Richard picks a favourite New Zealand example of the variety he is determined to champion.
From NZ$49.99, AU$46.99, £29.70, €34.99, 11,760 Hungarian forints, HK$345, $49, 180 UAE dirhams, SG$106
I am starting the roaring '20s as I mean to go on: with Syrah.
After a recent trip to New Zealand (as well as regular visits to the northern Rhône), I am increasingly convinced that Syrah is a variety that could topple Pinot Noir from its current throne of trendiness. A full explanation will follow in a separate article (including more than 50 tasting notes on NZ's best Syrahs), but suffice to say that I came back with multiple candidates for this wine of the week slot, including examples from Te Mata, Trinity Hill, Dry River, Villa Maria and others.
I selected Man O' War's Dreadnought Syrah for three reasons. Firstly, it is a wine I have followed for over a decade, and the mini-vertical I tasted at the winery reassured me of both its consistency and its ageability. Secondly, and more prosaically (but no less importantly), a decent range of vintages is widely distributed around the world.
Thirdly, and perhaps most importantly, Dreadnought is an ideal wine to exemplify Syrah's greatness.
For me, great Syrah generally has several distinct qualities: powerful black fruit that is ripe but not jammy (the latter being more characteristic of Shiraz – an important distinction); fragrant black-pepper spiciness; plus meaty, leathery, smoky complexity that develops with maturity. There are many variations on these core themes (including herbal flavours from fermentation on stems, and varying degrees of oak influence) but when they are combined, Syrah is unique among grapes – and Dreadnought Syrah from Man O' War captures these characteristics with beautiful fidelity.
The grapes are grown on Waiheke Island, a ferry ride away from Auckland on New Zealand's North Island. Man O' War have 10 ha (25 acres) of the variety planted across ten different sites, using vineyard names such as 'madman' and 'asylum' to indicate the challenges of the steep-slope viticulture they practise (as pictured). They first planted the variety in 1998, and employ a variety of clones and sites to bring complexity to their blends.

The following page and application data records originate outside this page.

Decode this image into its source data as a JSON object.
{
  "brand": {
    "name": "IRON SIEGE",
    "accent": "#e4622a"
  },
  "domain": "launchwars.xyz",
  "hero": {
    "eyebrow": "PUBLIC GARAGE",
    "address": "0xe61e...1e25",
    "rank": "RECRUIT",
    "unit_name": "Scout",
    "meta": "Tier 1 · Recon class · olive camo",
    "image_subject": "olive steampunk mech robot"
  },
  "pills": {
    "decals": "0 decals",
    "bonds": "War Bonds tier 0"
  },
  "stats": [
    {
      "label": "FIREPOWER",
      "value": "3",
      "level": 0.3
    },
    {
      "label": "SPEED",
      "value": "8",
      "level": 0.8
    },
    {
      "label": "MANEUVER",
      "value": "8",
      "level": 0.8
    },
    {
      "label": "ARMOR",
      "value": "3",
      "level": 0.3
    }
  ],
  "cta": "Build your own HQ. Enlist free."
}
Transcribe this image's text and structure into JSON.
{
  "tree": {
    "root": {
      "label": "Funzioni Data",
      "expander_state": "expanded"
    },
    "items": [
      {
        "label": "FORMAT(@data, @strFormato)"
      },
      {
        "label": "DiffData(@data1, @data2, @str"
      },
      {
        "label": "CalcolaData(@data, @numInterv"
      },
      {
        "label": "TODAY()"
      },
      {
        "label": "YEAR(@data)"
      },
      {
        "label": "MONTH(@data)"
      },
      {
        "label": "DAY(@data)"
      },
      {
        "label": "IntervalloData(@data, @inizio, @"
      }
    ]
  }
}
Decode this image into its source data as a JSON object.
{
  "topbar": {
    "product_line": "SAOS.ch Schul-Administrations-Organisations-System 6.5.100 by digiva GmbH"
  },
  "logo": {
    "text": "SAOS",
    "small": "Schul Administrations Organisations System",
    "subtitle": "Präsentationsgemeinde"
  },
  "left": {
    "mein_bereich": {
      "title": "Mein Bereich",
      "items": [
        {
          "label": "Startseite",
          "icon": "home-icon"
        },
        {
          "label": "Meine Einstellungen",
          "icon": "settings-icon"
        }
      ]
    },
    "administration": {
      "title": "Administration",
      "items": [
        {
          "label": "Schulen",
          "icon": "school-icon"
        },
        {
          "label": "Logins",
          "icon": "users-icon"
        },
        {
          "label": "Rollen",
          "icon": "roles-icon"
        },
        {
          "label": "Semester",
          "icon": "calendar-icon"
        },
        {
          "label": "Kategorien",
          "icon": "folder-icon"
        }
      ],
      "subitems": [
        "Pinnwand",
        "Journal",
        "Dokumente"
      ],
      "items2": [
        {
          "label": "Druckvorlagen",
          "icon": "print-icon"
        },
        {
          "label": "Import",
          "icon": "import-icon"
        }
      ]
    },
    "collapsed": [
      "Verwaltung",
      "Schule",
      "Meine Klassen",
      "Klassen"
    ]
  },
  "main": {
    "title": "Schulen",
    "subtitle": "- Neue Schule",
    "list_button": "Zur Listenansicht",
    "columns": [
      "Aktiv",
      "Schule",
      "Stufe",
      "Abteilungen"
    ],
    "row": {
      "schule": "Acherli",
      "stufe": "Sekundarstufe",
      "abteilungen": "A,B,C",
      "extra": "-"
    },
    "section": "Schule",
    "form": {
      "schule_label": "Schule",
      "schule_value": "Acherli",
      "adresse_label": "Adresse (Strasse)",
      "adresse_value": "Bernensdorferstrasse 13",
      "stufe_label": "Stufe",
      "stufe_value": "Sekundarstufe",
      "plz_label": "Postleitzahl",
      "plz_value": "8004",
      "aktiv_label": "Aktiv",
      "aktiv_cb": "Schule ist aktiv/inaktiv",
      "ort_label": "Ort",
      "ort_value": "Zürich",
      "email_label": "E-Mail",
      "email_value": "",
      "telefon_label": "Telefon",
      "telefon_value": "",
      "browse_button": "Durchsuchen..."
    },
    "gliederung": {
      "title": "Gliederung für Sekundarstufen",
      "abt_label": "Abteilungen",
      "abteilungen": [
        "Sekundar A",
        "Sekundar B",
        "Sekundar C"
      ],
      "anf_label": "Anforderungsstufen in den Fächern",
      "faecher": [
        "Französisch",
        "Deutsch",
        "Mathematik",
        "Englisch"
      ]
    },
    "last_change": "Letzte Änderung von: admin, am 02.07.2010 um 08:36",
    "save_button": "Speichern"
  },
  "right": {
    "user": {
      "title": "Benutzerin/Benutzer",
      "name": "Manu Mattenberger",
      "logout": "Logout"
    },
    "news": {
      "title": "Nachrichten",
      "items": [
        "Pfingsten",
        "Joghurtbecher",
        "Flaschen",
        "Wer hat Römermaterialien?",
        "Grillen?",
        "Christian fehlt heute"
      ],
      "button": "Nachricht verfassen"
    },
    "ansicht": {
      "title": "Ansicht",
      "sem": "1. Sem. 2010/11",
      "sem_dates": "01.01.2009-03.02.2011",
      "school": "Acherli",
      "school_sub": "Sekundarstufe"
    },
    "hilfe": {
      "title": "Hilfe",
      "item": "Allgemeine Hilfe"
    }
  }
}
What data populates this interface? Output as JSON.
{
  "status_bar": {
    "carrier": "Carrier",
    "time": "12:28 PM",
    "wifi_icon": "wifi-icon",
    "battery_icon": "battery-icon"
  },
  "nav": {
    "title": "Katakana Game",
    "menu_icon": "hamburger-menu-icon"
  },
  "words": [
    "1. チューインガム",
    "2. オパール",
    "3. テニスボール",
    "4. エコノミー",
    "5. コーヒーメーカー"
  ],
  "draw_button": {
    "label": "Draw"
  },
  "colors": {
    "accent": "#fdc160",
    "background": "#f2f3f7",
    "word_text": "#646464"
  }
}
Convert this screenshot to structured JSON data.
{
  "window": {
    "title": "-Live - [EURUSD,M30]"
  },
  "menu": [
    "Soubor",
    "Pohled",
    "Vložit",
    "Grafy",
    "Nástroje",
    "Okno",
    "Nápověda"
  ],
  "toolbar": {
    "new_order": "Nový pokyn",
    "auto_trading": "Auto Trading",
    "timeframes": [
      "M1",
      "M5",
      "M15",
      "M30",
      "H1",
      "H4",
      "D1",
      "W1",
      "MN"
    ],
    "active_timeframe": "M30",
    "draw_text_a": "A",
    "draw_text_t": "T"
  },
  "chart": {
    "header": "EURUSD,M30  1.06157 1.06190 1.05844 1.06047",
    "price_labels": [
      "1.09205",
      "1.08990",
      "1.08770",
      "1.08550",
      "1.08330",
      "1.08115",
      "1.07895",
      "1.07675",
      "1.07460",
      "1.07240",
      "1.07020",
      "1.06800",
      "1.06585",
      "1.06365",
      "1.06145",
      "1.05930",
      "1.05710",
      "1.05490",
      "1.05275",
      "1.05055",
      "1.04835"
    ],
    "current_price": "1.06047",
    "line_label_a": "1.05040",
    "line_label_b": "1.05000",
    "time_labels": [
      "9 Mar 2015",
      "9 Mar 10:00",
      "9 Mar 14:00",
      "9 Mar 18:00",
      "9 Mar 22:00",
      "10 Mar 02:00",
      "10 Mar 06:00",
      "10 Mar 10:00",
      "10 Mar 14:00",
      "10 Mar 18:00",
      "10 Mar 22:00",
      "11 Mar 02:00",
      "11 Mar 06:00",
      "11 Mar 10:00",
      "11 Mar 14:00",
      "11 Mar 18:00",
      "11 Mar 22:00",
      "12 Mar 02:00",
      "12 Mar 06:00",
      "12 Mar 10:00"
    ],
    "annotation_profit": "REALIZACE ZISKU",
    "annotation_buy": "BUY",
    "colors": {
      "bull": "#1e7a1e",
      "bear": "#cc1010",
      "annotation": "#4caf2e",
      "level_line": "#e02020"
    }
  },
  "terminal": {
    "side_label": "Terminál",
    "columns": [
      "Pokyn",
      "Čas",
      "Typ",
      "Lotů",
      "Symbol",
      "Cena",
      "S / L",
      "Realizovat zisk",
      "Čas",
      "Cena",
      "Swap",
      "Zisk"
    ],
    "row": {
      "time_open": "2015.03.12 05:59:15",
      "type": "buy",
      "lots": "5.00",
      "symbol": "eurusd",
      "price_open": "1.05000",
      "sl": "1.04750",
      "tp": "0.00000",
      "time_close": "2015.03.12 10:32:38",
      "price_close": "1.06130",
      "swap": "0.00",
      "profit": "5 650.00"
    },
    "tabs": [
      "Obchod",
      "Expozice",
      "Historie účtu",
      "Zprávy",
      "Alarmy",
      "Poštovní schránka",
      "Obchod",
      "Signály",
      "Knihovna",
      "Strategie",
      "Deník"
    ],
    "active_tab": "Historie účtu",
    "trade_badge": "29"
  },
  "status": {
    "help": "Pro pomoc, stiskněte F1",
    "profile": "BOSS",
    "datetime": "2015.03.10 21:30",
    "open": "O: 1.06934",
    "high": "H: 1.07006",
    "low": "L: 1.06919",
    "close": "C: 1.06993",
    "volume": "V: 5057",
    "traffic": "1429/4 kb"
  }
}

Man O' War is the name given to the bay you can see at the bottom of these vineyards, originally conferred by Captain James Cook, who 'upon sighting the ancient stands of magnificent kauri trees ashore, noted in his journals that they would make ideal masts for the Man O’ War warships of the Royal Navy', according to the winery's website.
Dreadnought is their mid-tier blend, above the estate-level Syrah, newly packaged with a white label, but below the gold-labelled Kulta range, which represents their very best barrels. Since the 2012 vintage, Dreadnought has generally been fermented with around 15% whole clusters, and is increasingly aged in untoasted barrels, including some acacia as well as oak, which they find reduces harsh wood tannins while still contributing flavour.
The results, in every vintage that I have tasted, is archetypal Syrah. What I especially appreciate is the equality between ripe primary fruit, peppery spice and those leathery, meaty secondary flavours. Even the newly bottled 2018 is bursting with layers of immediate complexity. Across all vintages, only once have I scored it below 17 out of 20 (I gave 16.5 to the 2016), but have gone above that score three times.
For such consistent excellence, the £30/$35 price tag seems entirely justified, and is far better value than most Côte Rôties at the price. For those already enamoured of Syrah, Dreadnought will satisfy your cravings. For the unconverted, Dreadnought is the perfect way to discover why the roaring '20s will be Syrah's decade.